Work required: The data should be written out in full, exactly as it stands, and the pictures dropped.

Material shown:

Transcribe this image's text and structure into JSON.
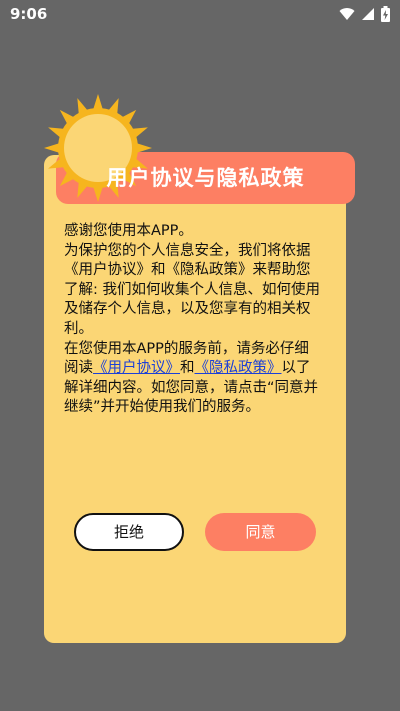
{
  "status_bar": {
    "time": "9:06",
    "icons": [
      "wifi-icon",
      "signal-icon",
      "battery-charging-icon"
    ]
  },
  "dialog": {
    "title": "用户协议与隐私政策",
    "para1": "感谢您使用本APP。",
    "para2": "为保护您的个人信息安全，我们将依据《用户协议》和《隐私政策》来帮助您了解: 我们如何收集个人信息、如何使用及储存个人信息，以及您享有的相关权利。",
    "para3_prefix": "在您使用本APP的服务前，请务必仔细阅读",
    "user_agreement_link": "《用户协议》",
    "and_text": "和",
    "privacy_policy_link": "《隐私政策》",
    "para3_suffix": "以了解详细内容。如您同意，请点击“同意并继续”并开始使用我们的服务。",
    "refuse_label": "拒绝",
    "agree_label": "同意"
  },
  "colors": {
    "background": "#666666",
    "dialog_bg": "#fbd675",
    "accent": "#fd7f63",
    "link": "#1b3fd8",
    "sun": "#f6b51e"
  }
}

Task response:
Transcribe this image's text and structure into JSON.
{
  "status_bar": {
    "time": "9:06",
    "icons": [
      "wifi-icon",
      "signal-icon",
      "battery-charging-icon"
    ]
  },
  "dialog": {
    "title": "用户协议与隐私政策",
    "para1": "感谢您使用本APP。",
    "para2": "为保护您的个人信息安全，我们将依据《用户协议》和《隐私政策》来帮助您了解: 我们如何收集个人信息、如何使用及储存个人信息，以及您享有的相关权利。",
    "para3_prefix": "在您使用本APP的服务前，请务必仔细阅读",
    "user_agreement_link": "《用户协议》",
    "and_text": "和",
    "privacy_policy_link": "《隐私政策》",
    "para3_suffix": "以了解详细内容。如您同意，请点击“同意并继续”并开始使用我们的服务。",
    "refuse_label": "拒绝",
    "agree_label": "同意"
  },
  "colors": {
    "background": "#666666",
    "dialog_bg": "#fbd675",
    "accent": "#fd7f63",
    "link": "#1b3fd8",
    "sun": "#f6b51e"
  }
}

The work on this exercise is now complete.